Data shown:
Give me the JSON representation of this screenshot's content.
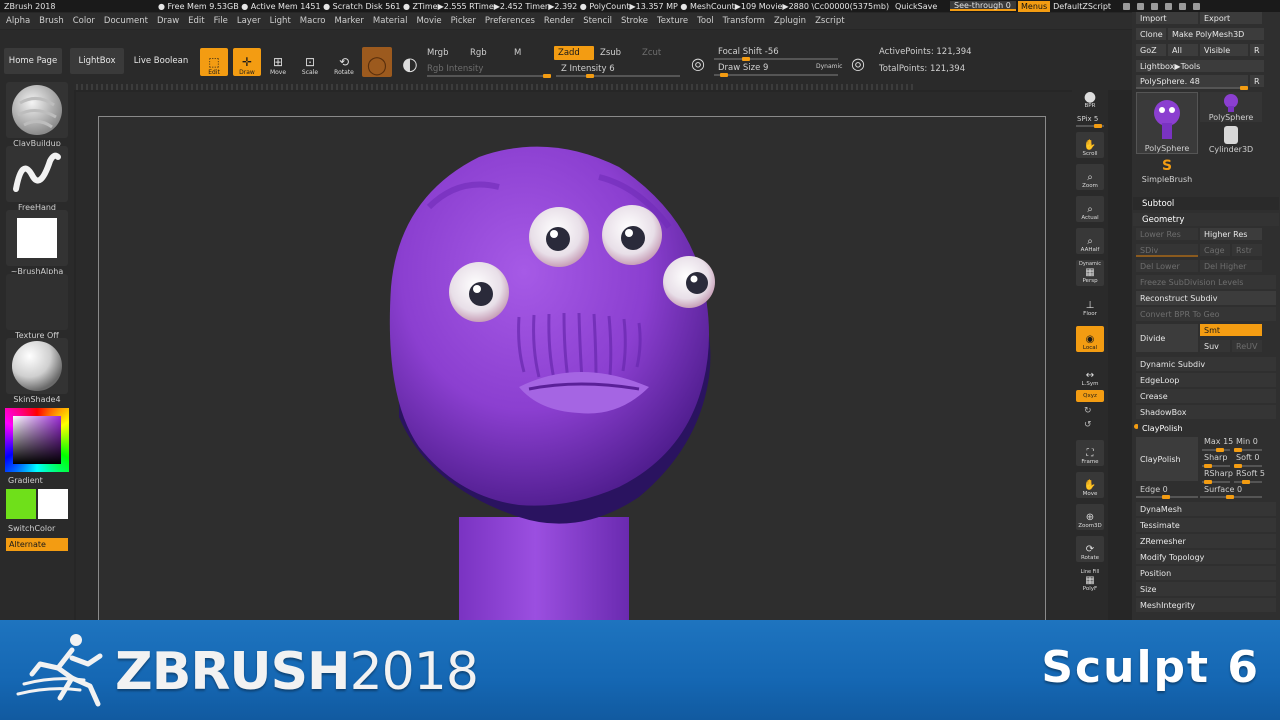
{
  "titlebar": {
    "app": "ZBrush 2018",
    "stats": "● Free Mem 9.53GB ● Active Mem 1451 ● Scratch Disk 561 ● ZTime▶2.555 RTime▶2.452 Timer▶2.392 ● PolyCount▶13.357 MP ● MeshCount▶109 Movie▶2880 \\Cc00000(5375mb)",
    "quicksave": "QuickSave",
    "see_through": "See-through 0",
    "menus": "Menus",
    "default_script": "DefaultZScript"
  },
  "menubar": [
    "Alpha",
    "Brush",
    "Color",
    "Document",
    "Draw",
    "Edit",
    "File",
    "Layer",
    "Light",
    "Macro",
    "Marker",
    "Material",
    "Movie",
    "Picker",
    "Preferences",
    "Render",
    "Stencil",
    "Stroke",
    "Texture",
    "Tool",
    "Transform",
    "Zplugin",
    "Zscript"
  ],
  "shelf": {
    "home_page": "Home Page",
    "lightbox": "LightBox",
    "live_boolean": "Live Boolean",
    "edit": "Edit",
    "draw": "Draw",
    "move": "Move",
    "scale": "Scale",
    "rotate": "Rotate",
    "mrgb": "Mrgb",
    "rgb": "Rgb",
    "m": "M",
    "rgb_intensity": "Rgb Intensity",
    "zadd": "Zadd",
    "zsub": "Zsub",
    "zcut": "Zcut",
    "z_intensity": "Z Intensity 6",
    "z_intensity_value": 6,
    "focal_shift": "Focal Shift -56",
    "draw_size": "Draw Size 9",
    "dynamic": "Dynamic",
    "active_points": "ActivePoints: 121,394",
    "total_points": "TotalPoints: 121,394"
  },
  "lefttray": {
    "brush": "ClayBuildup",
    "stroke": "FreeHand",
    "alpha": "~BrushAlpha",
    "texture": "Texture Off",
    "material": "SkinShade4",
    "gradient": "Gradient",
    "switch_color": "SwitchColor",
    "alternate": "Alternate"
  },
  "rcol": {
    "bpr": "BPR",
    "spix": "SPix 5",
    "scroll": "Scroll",
    "zoom": "Zoom",
    "actual": "Actual",
    "aahalf": "AAHalf",
    "dynamic": "Dynamic",
    "persp": "Persp",
    "floor": "Floor",
    "local": "Local",
    "lsym": "L.Sym",
    "xyz": "Qxyz",
    "frame": "Frame",
    "move": "Move",
    "zoom3d": "Zoom3D",
    "rotate": "Rotate",
    "linefill": "Line Fill",
    "polyf": "PolyF"
  },
  "rpanel": {
    "import": "Import",
    "export": "Export",
    "clone": "Clone",
    "make_polymesh": "Make PolyMesh3D",
    "goz": "GoZ",
    "all": "All",
    "visible": "Visible",
    "r": "R",
    "lightbox_tools": "Lightbox▶Tools",
    "polysphere_count": "PolySphere. 48",
    "thumb_polysphere": "PolySphere",
    "thumb_polysphere2": "PolySphere",
    "thumb_cylinder": "Cylinder3D",
    "thumb_simplebrush": "SimpleBrush",
    "subtool": "Subtool",
    "geometry": "Geometry",
    "lower_res": "Lower Res",
    "higher_res": "Higher Res",
    "sdiv": "SDiv",
    "cage": "Cage",
    "rstr": "Rstr",
    "del_lower": "Del Lower",
    "del_higher": "Del Higher",
    "freeze": "Freeze SubDivision Levels",
    "reconstruct": "Reconstruct Subdiv",
    "convert_bpr": "Convert BPR To Geo",
    "divide": "Divide",
    "smt": "Smt",
    "suv": "Suv",
    "reuv": "ReUV",
    "dynamic_subdiv": "Dynamic Subdiv",
    "edgeloop": "EdgeLoop",
    "crease": "Crease",
    "shadowbox": "ShadowBox",
    "claypolish_hdr": "ClayPolish",
    "claypolish": "ClayPolish",
    "max": "Max 15",
    "min": "Min 0",
    "sharp": "Sharp",
    "soft": "Soft 0",
    "rsharp": "RSharp",
    "rsoft": "RSoft 5",
    "edge": "Edge 0",
    "surface": "Surface 0",
    "dynamesh": "DynaMesh",
    "tessimate": "Tessimate",
    "zremesher": "ZRemesher",
    "modify_topology": "Modify Topology",
    "position": "Position",
    "size": "Size",
    "meshintegrity": "MeshIntegrity"
  },
  "banner": {
    "brand": "ZBRUSH",
    "year": "2018",
    "episode": "Sculpt 6"
  },
  "colors": {
    "accent": "#f39c12",
    "banner_blue": "#1a6db8",
    "model_purple": "#8e3fd1"
  }
}
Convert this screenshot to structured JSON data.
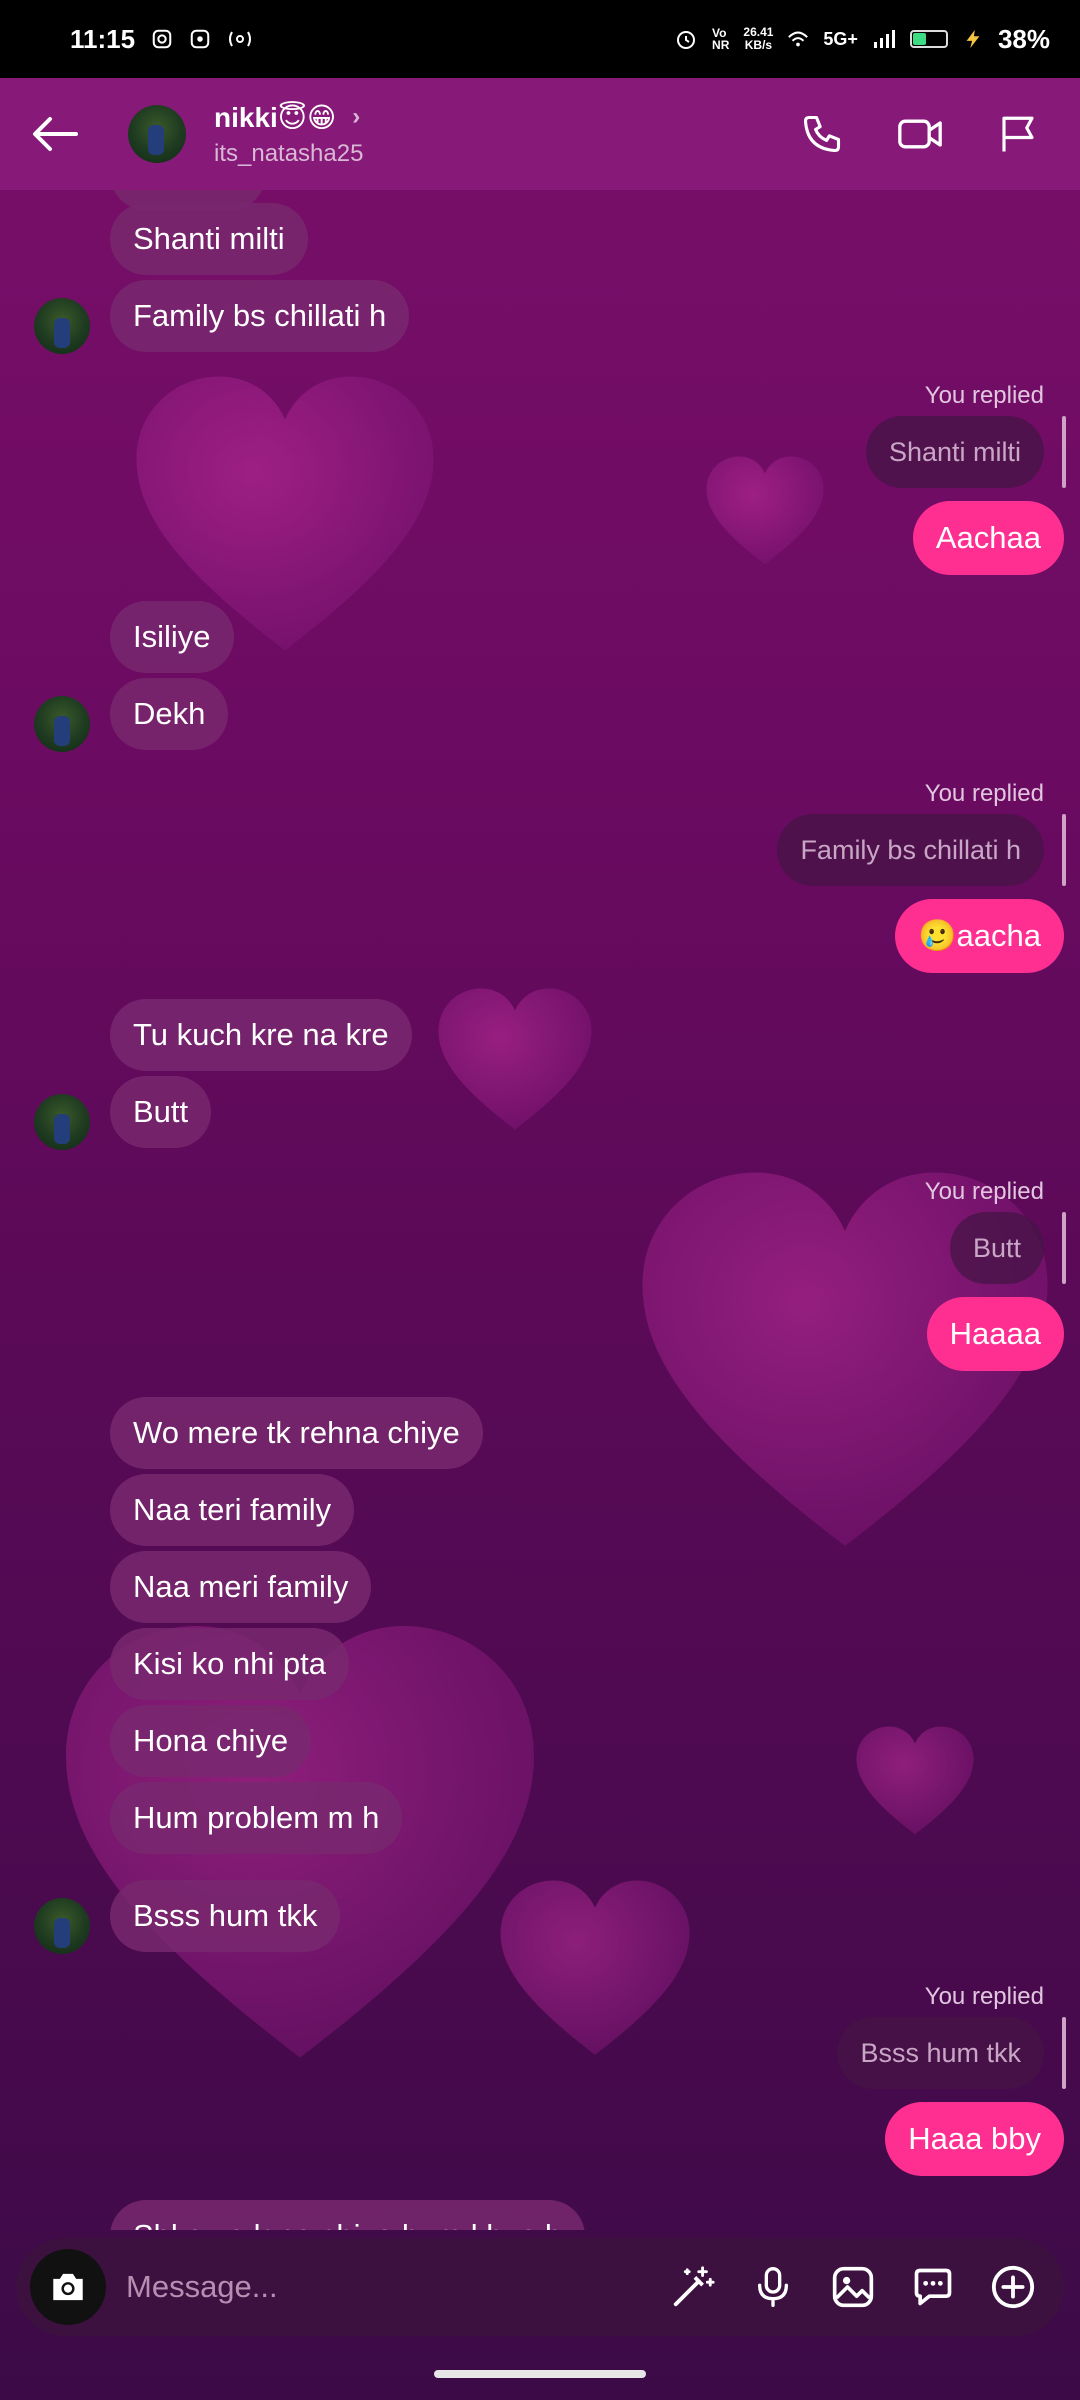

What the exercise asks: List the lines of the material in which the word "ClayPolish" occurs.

Exercise output:
    "claypolish_hdr": "ClayPolish",
    "claypolish": "ClayPolish",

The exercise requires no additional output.